New Facebook Privacy Policy – Last day for Suggestion changes

Trending 18 Nov , 2014  


Facebook Privacy Policy

Facebook is once again trying to simplify facebook privacy policy, largely to address criticisms that it’s too complex and lengthy for the average user. It has chopped down its privacy policy and put it into plain English in an effort to empower users to take control of their information.

The previous 9,000 word policy — written in legalese and longer than the U.S. Constitution, is now less than one-third of the size. Facebook rolled out its revamped policy through a colorful interactive the company hopes users will read.

“Protecting people’s information and providing meaningful privacy controls are at the core of everything we do,” Erin Egan, Facebook’s chief privacy officer, wrote in a blog post.

Among the question in the interactive are: What kinds of information do we collect? How is information shared? How can I manage or delete information about me

Here are six things to remember about Facebook’s data policies.

They know Where Are You

Facebook only recently began allowing businesses to advertise to users based on their specific location. Previously, ads were targeted based on the “current city” listed on the profile.

Both the old policy and the new one note that the company can access your location information based on your smartphone’s GPS information.The new policy points out that Bluetooth and Wi-Fi signals can also reveal device locations.

Besides that, Facebook can also collect information from the photos you share on the site, including where they were taken.

Facebook ‘tracking’ extends to WhatsApp, Instagram

Facebook doesn’t just track what you do on its site. It also collects information about your activities when you’re off Facebook. For example, if you use Facebook to log in to outside websites and mobile apps, the company will receive data about those.
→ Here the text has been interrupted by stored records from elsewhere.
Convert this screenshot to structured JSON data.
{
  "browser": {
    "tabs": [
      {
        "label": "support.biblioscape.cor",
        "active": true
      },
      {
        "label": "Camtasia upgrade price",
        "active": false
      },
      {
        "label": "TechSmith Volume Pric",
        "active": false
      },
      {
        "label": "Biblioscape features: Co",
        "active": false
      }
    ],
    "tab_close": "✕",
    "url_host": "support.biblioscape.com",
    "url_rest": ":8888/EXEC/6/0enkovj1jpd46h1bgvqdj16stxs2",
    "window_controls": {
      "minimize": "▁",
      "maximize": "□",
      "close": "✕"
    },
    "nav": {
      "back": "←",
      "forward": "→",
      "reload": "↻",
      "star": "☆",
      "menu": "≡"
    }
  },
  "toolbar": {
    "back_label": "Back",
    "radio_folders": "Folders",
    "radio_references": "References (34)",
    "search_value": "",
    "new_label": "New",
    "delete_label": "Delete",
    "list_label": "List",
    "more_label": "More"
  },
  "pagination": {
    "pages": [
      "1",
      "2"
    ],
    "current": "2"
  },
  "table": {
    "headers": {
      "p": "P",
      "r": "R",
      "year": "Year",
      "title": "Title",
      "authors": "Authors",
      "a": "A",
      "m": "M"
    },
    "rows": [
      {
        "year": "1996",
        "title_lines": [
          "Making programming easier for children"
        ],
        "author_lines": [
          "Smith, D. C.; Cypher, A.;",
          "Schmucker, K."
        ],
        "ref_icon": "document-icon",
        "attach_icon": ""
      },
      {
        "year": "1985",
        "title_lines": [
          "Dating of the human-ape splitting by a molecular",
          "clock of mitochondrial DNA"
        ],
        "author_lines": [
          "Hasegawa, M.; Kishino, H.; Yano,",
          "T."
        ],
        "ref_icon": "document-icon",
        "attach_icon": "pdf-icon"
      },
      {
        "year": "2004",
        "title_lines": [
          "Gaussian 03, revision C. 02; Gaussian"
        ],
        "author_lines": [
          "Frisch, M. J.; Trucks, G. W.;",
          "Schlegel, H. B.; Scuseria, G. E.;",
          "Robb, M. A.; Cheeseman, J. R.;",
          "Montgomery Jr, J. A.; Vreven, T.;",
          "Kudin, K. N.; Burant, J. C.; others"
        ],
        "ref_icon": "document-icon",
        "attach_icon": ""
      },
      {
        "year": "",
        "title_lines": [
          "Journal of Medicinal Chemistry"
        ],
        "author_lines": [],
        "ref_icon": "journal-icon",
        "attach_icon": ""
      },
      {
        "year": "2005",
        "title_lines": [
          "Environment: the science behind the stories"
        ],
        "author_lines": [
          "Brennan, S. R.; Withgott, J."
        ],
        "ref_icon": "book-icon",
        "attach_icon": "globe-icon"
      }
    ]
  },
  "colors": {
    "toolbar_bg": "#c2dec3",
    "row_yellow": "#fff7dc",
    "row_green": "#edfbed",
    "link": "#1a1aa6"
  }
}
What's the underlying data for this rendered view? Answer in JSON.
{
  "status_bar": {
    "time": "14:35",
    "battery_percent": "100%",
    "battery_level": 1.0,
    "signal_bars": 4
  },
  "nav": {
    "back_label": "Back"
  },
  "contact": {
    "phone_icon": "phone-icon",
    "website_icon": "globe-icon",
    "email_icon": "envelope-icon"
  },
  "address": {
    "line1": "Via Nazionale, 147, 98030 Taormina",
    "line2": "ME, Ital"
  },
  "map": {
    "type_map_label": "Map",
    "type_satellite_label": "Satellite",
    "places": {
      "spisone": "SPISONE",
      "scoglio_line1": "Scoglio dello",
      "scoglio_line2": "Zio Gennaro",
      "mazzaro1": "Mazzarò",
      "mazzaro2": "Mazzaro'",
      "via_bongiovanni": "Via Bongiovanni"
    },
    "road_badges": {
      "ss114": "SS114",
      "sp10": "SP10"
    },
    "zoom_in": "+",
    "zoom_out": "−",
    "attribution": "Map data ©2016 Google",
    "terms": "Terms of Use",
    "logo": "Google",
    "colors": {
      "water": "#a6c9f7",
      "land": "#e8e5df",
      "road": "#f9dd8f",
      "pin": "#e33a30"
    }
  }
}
It also gets information about your activity on other businesses it owns, such as WhatsApp and Instagram, in accordance with those services’ privacy policies.

Cookies ‘follow’ you to Facebook

Unless you decline targeting, or opt out, companies whose websites you visit off Facebook can also show you ads on Facebook. For example, a website can use browser cookies to record who visited it. It can then ask Facebook to show ads to these visitors — both on and off Facebook.

They Know Where You Are

Advertisements were previously served based on the location listed in a user’s profile, however Facebook recently began letting advertisers target users based on their actual location.

While the old policy notes this information can be learned form smartphone GPS, the new policy adds that Bluetooth and WiFi can also give away a user’s location.

How Facebook Uses Your Information

Battery and signal strength of your phone may seem like mundane pieces of information to collect, but Facebook said they help ensure their apps are functioning well on user’s devices.

“We ask for permission to use your phone’s location to offer optional features like check-ins or adding your location to posts,” Egan wrote.

When it comes to sharing with advertisers, Facebook said it helps companies serve “relevant ads without telling them who you are.

Buy Things Button

Don’t shop until your drop — just do it on Facebook. The company is testing a buy button in certain markets that would allow users to make secure transactions without leaving Facebook.

This would, of course, require users to securely share their billing address and credit card number with Facebook.


, , , , , ,